So this summer I was stuck in New York while most of my friends went to far away places, returning with stories of long distance bike touring, late night parties and proof that everywhere else is better than here. While I battled hurricanes and earthquakes, they were drinking strong beer on the continent and bronzing themselves on far away beaches.
This little ‘zine is packed with interviews, games, articles, and – I daresay – journalism. I’m going to see if I can get a subscription somehow here in the states. One interesting article was an interview with the awesome Jan Gustafsson, who runs one of the best chess blogs on the internet. As an aside, it’s strange that more GM’s don’t have websites with commentary.
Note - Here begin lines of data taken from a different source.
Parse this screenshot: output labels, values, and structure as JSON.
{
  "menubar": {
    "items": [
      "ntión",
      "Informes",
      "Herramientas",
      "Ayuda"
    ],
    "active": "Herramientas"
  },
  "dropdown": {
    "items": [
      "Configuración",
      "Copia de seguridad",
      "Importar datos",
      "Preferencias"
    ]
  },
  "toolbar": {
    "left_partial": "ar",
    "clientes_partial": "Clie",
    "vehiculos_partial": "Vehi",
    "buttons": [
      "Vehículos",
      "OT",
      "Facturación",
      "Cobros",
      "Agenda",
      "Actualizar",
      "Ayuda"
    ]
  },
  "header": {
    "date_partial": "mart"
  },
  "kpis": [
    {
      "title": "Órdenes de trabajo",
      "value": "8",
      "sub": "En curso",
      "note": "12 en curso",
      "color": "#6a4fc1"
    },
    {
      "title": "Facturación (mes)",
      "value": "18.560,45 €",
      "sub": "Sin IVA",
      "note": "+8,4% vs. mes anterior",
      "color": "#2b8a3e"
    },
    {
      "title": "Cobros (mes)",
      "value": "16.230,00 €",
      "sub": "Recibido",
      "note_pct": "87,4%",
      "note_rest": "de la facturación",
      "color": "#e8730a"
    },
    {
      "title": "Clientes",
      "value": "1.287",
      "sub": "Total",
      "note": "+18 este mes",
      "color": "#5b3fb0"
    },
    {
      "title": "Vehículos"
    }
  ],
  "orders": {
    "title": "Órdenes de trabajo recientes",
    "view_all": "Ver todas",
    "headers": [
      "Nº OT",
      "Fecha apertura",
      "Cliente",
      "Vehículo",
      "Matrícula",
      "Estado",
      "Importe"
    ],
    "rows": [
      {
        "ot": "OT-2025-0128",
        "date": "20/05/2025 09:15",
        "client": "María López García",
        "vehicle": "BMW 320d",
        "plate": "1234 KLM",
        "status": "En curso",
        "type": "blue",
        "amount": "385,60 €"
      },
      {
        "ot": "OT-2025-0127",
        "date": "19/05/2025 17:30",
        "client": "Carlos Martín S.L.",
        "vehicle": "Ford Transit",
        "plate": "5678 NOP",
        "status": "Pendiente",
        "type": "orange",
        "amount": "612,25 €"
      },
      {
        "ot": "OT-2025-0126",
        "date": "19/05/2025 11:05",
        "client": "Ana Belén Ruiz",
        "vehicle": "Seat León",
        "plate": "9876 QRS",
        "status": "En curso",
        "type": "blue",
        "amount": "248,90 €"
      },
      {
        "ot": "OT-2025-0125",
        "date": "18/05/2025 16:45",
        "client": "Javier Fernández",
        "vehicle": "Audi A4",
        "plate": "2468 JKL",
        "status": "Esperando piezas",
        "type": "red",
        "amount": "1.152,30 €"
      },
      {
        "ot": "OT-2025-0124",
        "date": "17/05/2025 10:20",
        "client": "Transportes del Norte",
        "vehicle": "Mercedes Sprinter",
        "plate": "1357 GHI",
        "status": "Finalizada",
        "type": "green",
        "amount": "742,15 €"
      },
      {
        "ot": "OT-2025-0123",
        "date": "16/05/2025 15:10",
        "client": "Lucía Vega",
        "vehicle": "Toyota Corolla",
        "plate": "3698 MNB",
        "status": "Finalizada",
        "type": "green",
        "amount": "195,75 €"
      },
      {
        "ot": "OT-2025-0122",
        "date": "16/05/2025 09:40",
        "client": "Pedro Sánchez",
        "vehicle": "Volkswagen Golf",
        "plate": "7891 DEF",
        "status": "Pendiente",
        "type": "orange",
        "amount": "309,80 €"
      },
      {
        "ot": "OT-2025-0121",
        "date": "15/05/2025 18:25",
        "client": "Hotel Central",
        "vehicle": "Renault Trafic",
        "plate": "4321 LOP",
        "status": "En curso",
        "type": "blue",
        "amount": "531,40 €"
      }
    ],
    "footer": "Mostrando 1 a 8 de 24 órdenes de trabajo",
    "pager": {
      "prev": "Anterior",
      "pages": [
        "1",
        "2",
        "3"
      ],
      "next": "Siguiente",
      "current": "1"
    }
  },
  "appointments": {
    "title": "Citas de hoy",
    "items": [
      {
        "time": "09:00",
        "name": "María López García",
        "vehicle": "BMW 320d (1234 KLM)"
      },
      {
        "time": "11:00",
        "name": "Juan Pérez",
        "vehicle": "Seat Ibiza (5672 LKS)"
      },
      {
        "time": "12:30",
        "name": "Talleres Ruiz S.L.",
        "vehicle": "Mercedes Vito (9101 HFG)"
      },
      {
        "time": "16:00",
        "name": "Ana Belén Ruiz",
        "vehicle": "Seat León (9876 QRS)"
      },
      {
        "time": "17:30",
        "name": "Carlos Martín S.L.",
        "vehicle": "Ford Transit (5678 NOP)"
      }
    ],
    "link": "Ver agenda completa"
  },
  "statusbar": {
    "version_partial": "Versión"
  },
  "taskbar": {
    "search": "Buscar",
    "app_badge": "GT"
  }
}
In any case, one whacky game that caught my eye from the magazine (perhaps a bad example as most of the games analyzed in the ‘zine were of a very high quality) was the following one.
The move from this game which caught my eye was not the early h4, h5 (where was this played, Washington Square Park?) but rather the push by white c5! It’s an idea which isn’t new at all, but which is new to me. I first encountered it in Wojo’s Weapons Volume 2, in which Dean Ippolito gives a number of fantastic lines for white against the Kings Indian Defense. One such line was the following: 1.Nf3 Nf6 2.c4 g6 3.g3 Bg7 4.Bg2 0-0 5.d4 d6 6.0-0 Nc6 7.Nc3 e5 8.d5 Ne7 9.c5!? giving the following position:
the idea behind this early pawn push is in its most cursory explanation to attack black on the queenside before black has time for kingside expansion and a straightforward KID style attack. If dxc5 is simply terrible- it goes without saying- after 9…Ne8 10.cxd6 cxd6 white has the ability to seize control of the c-file, and gain space on the queenside quickly with plans like Qd1-Qb3, and a4,a5 etc. This plan is nastier than it looks and is so simple that it’s almost scandalous how well it works in practice. Naturally, black should try 10.Nxd6, but the resulting position is hardly the straightforward KID that most practitioners of this line had envisioned. That little kernel of chess knowledge brought to you by Dean Ippolito’s Wojo’s weapons- two books that I highly recommend for the Catalan player.
Interestingly, today I met a gentleman at the Marshall chess club who was from Poland and claimed to have worked with Wojo a long time ago- and also to be the programmer behind “swiss perfect,” the main competitor of Swiss Sys, the tournament pairing software commonly used in the U.S. to run major tournaments. He had a handful of interesting anecdotes to share- one which I did not know was that Wojo himself was a second to Tal at a young age.
Back to Schach-
another game from Schach: Deutschland Zeitung which caught my eye was the following gem between two Americans- Lenderman and Kamsky.